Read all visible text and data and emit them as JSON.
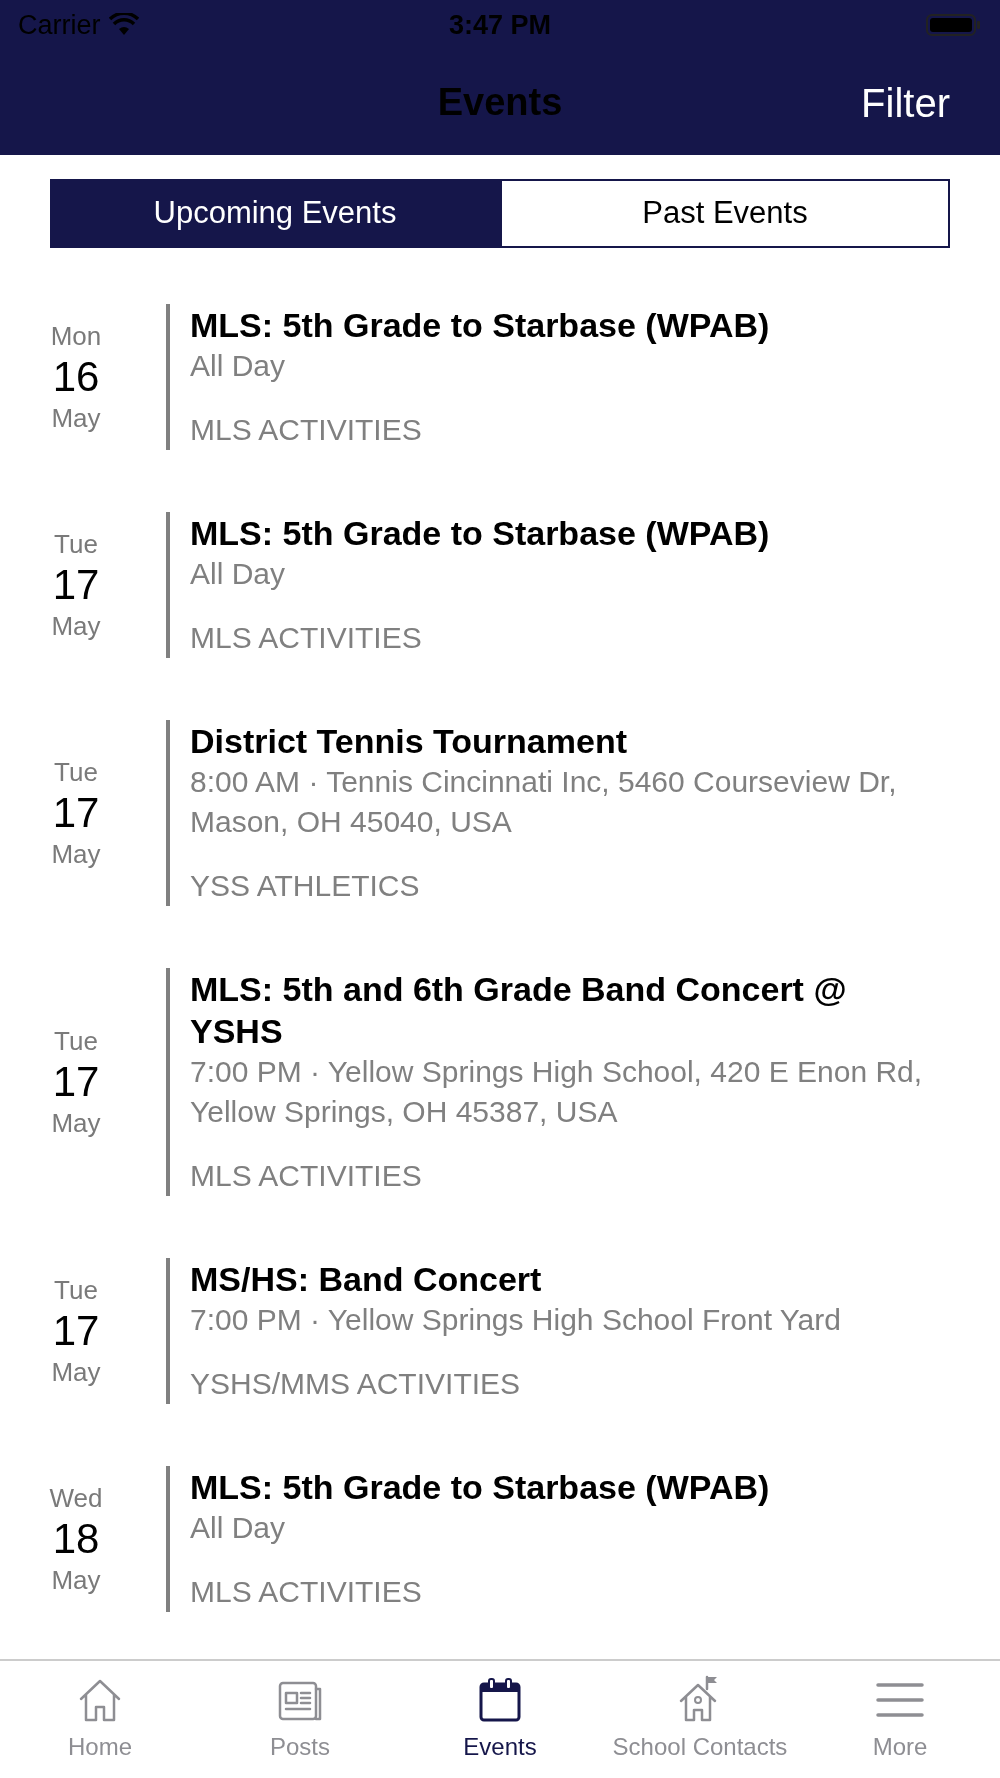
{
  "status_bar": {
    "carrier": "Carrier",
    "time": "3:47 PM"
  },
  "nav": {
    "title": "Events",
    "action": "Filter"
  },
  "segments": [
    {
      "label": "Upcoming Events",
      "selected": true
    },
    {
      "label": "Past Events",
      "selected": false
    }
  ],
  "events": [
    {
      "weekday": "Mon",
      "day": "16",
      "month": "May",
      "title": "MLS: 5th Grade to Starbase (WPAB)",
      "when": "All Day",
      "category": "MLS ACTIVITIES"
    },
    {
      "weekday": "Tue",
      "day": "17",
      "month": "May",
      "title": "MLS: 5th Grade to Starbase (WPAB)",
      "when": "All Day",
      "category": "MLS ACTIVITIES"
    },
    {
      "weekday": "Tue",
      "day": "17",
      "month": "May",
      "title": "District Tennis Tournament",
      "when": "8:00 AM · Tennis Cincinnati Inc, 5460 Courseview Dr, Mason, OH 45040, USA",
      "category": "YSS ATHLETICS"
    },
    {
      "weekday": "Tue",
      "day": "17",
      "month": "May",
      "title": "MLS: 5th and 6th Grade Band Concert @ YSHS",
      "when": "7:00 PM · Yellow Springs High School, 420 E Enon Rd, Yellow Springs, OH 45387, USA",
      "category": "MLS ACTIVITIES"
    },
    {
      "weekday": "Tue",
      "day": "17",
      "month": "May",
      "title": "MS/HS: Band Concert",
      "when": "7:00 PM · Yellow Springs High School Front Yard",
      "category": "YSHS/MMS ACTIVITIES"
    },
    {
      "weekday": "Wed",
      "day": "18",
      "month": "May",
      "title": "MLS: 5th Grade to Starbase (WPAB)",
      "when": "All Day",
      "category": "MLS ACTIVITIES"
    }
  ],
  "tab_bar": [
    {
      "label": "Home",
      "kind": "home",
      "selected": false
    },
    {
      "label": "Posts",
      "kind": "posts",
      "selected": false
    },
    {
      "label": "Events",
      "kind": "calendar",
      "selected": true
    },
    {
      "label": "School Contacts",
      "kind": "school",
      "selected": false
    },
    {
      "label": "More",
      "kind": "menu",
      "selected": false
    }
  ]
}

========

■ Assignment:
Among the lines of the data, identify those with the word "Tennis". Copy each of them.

■ Solution for this problem:
      "title": "District Tennis Tournament",
      "when": "8:00 AM · Tennis Cincinnati Inc, 5460 Courseview Dr, Mason, OH 45040, USA",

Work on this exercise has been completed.